Following on from the discussion of the various flavours of Unified Process, there is some debate about the OpenUP process framework - is it Agile, or a reactionary result of the move to lighter processes?
The Rational Unified Process(RUP) was developed through the 1990's as a framework for software engineering best practices. Features such as iterations, simplicity, focus on value and regular feedback were identified as being important for Asuccessful software engineering. A number of authors have built methodologies that adapt UP to different project domains. This article examines some of them.
MomentumSI released yesterday its SOA Framework -Harmony. It contains 5 perspectives which include Lifecycle, Governance, Technology, Maturity Model and Information Model. A SOA Framework is typically used to structure the organization, processes, activities, metadata... deployed for service construction.
At Qcon London, Kevin Jones spoke from his experiences about Building Better Apps using MSF for Agile with Visual Studio Team System (VSTS). Using examples from Agile teams, he walked through the layers and components of Microsoft's tools, emphasising their flexibility. For Agile teams considering / already committed to Microsoft, this video provides an experienced viewpoint & may be worth a look.
The PM of the Eclipse Process Framework project explained in this presentation how IBM's Eclipse-based process tools allow teams to select the practices they want, to create a customised methodology that works for them. With a wiki and hooks to insert custom in-house documentation and practices, it provides a framework to configure the approach you want, or to grow into the approach you need.
Per Kroll is a director at Rational Software Corporation, where he's responsible for the development and management of the Rational Unified Process. In this interview, Per shares insights from his book 'Agility and Discipline', Agile practices for distributed development, how RUP is changing to support teams that want to customize it, and RUP vs. Agile.

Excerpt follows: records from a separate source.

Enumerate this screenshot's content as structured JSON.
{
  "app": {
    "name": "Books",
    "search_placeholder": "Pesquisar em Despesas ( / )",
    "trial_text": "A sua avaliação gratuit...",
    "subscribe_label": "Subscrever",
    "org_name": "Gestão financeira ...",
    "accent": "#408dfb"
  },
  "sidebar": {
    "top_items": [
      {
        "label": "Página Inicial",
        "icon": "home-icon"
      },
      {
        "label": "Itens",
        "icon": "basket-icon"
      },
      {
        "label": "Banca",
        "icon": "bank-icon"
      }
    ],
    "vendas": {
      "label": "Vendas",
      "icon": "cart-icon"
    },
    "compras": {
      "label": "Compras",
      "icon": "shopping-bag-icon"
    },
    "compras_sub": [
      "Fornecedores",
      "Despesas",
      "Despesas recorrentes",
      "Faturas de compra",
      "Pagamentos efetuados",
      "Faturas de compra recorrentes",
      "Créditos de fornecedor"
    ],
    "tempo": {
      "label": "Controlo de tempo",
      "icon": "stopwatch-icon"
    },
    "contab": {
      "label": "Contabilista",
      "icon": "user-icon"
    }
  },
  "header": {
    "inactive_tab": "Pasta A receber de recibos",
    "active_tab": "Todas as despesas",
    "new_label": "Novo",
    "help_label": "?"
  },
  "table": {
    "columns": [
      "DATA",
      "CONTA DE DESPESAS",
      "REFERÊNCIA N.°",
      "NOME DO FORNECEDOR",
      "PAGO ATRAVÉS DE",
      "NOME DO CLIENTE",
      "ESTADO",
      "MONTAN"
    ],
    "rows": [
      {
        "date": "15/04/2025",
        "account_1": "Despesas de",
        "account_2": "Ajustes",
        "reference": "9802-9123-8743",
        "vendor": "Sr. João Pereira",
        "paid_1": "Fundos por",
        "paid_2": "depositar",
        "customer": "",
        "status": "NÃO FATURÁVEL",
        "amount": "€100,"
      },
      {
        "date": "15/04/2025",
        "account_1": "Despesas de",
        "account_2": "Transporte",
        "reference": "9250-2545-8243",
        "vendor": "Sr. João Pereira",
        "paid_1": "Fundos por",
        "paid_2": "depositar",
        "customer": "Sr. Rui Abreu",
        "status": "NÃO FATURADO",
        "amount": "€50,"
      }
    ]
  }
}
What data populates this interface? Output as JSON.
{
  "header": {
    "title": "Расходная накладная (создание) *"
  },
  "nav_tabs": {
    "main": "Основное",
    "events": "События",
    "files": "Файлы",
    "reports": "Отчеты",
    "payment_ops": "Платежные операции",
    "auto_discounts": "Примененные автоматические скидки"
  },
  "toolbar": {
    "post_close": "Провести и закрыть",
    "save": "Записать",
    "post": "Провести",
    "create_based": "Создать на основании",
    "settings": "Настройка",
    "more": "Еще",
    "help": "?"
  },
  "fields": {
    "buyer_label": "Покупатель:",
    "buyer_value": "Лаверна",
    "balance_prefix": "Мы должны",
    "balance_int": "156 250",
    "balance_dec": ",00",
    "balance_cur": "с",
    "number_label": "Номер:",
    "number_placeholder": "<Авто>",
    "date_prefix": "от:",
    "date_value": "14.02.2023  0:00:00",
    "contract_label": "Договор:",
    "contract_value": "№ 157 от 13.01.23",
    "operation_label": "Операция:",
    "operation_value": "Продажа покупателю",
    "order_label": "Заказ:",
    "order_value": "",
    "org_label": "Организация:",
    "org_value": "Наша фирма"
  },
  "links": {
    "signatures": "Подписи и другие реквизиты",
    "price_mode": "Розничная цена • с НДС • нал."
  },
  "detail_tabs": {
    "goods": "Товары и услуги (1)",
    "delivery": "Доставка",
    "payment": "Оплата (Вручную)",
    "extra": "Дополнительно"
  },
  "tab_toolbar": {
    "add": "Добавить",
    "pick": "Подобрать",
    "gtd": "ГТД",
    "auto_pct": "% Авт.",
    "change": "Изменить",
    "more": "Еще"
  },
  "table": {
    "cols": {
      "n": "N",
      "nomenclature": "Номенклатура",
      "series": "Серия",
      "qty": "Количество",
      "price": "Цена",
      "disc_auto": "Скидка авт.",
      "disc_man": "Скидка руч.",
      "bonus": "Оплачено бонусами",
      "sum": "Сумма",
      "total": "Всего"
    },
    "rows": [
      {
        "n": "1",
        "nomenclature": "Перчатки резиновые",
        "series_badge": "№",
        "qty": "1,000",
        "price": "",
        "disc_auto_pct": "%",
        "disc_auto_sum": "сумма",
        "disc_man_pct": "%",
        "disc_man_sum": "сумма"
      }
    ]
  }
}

When someone as well-versed with the processes people use to develop software as Ivar Jacobson says "Enough of Processes", one is bound to wonder why. Ivar Jacobson argues that the way we develop and share processes has to change.
Dave Thomas, founder of the team that produced the Eclipse IDE and the Visual Age Java IDE, recently evaluated Ivar Jacobson's new Essential Unified Process (EssUP). His article on Dr. Dobb's Journal called it "a dramatic improvement to UP," concluding that it "embraces agility."
It's always interesting to check out what's at the top of your colleagues' reading pile... This week, it's a selection from the reading list of InfoQ's architect and co-founder, Alexander Popescu. Alex thought so much of this book, he recommends it to all team participants.
Ivar Jacobson, one of the creators of the Unified Process, UML, and use cases, introduces his vision for a next generation development methodology that is both agile and comprehensive like the Unified Process (UP). His vision includes 'Intelligent Agents' which make customization recommendations based on tool usage patterns. Jacobson also talks about his views on UML, MDA, AOP, and the future.
A long and complex thread on the ScrumDevelopment list, set off by the phrase "Agile 2.0," has been exploring the past and future of Agile methodologies (for good or ill) including so-called "next generations" approaches like AUP, MSF Agile, and AMDD. Ron Jeffries, Ken Schwaber and Scott Ambler are just a few of the serious agilists who participated in this lively conversation.
Miko Matsumura interviews John Harby, an independent consultant, OASIS Techican Committee member and SOA practitioner on popular SOA implementation methodologies.
Ivar Jacobson, father of use cases and the Unified Process (UP) as well as one of the original "Three Amigos" of UML fame, describes his vision for a streamlined version of the UP which is published on a collection of cards instead of as HTML pages.
IBM announced today a host of new SOA tools which were launched at the Rational Software Development Conference 2006. These tools increasingly support governance through the lifecycle stages of design, development, deployment, testing and maintenance.
Software developers who firmly believe in an iterative approach must work for clients who, for various reasons, are rooted in a traditional methodology. This article discusses ways to help such organizations make a transition.